"""
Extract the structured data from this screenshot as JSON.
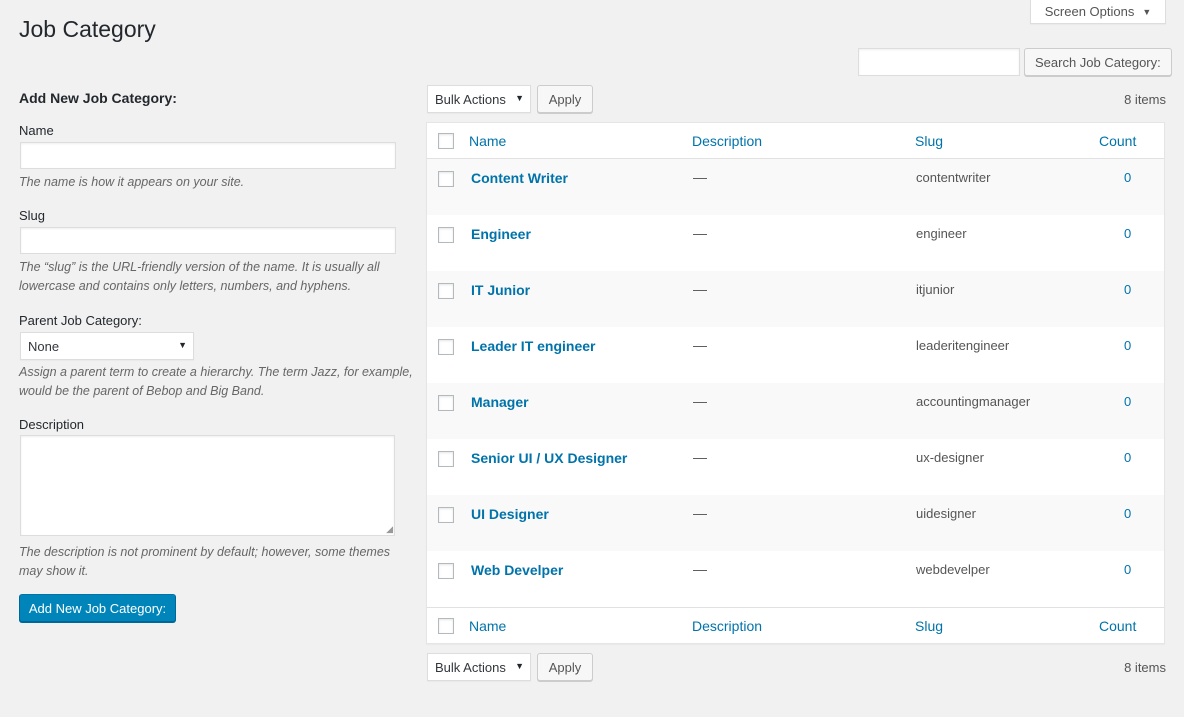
{
  "screen_options": {
    "label": "Screen Options",
    "arrow_icon": "▼"
  },
  "page_title": "Job Category",
  "search": {
    "button_label": "Search Job Category:",
    "value": ""
  },
  "form": {
    "heading": "Add New Job Category:",
    "name_label": "Name",
    "name_value": "",
    "name_hint": "The name is how it appears on your site.",
    "slug_label": "Slug",
    "slug_value": "",
    "slug_hint_line1": "The “slug” is the URL-friendly version of the name. It is usually all",
    "slug_hint_line2": "lowercase and contains only letters, numbers, and hyphens.",
    "parent_label": "Parent Job Category:",
    "parent_selected": "None",
    "parent_hint_line1": "Assign a parent term to create a hierarchy. The term Jazz, for example,",
    "parent_hint_line2": "would be the parent of Bebop and Big Band.",
    "description_label": "Description",
    "description_value": "",
    "description_hint_line1": "The description is not prominent by default; however, some themes",
    "description_hint_line2": "may show it.",
    "submit_label": "Add New Job Category:"
  },
  "list": {
    "bulk_actions_label": "Bulk Actions",
    "apply_label": "Apply",
    "items_count": "8 items",
    "columns": {
      "name": "Name",
      "description": "Description",
      "slug": "Slug",
      "count": "Count"
    },
    "rows": [
      {
        "name": "Content Writer",
        "description": "—",
        "slug": "contentwriter",
        "count": "0"
      },
      {
        "name": "Engineer",
        "description": "—",
        "slug": "engineer",
        "count": "0"
      },
      {
        "name": "IT Junior",
        "description": "—",
        "slug": "itjunior",
        "count": "0"
      },
      {
        "name": "Leader IT engineer",
        "description": "—",
        "slug": "leaderitengineer",
        "count": "0"
      },
      {
        "name": "Manager",
        "description": "—",
        "slug": "accountingmanager",
        "count": "0"
      },
      {
        "name": "Senior UI / UX Designer",
        "description": "—",
        "slug": "ux-designer",
        "count": "0"
      },
      {
        "name": "UI Designer",
        "description": "—",
        "slug": "uidesigner",
        "count": "0"
      },
      {
        "name": "Web Develper",
        "description": "—",
        "slug": "webdevelper",
        "count": "0"
      }
    ]
  },
  "colors": {
    "link": "#0073aa",
    "primary_button": "#0085ba",
    "background": "#f1f1f1"
  }
}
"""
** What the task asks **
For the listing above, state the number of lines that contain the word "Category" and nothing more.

** Output for this exercise **
5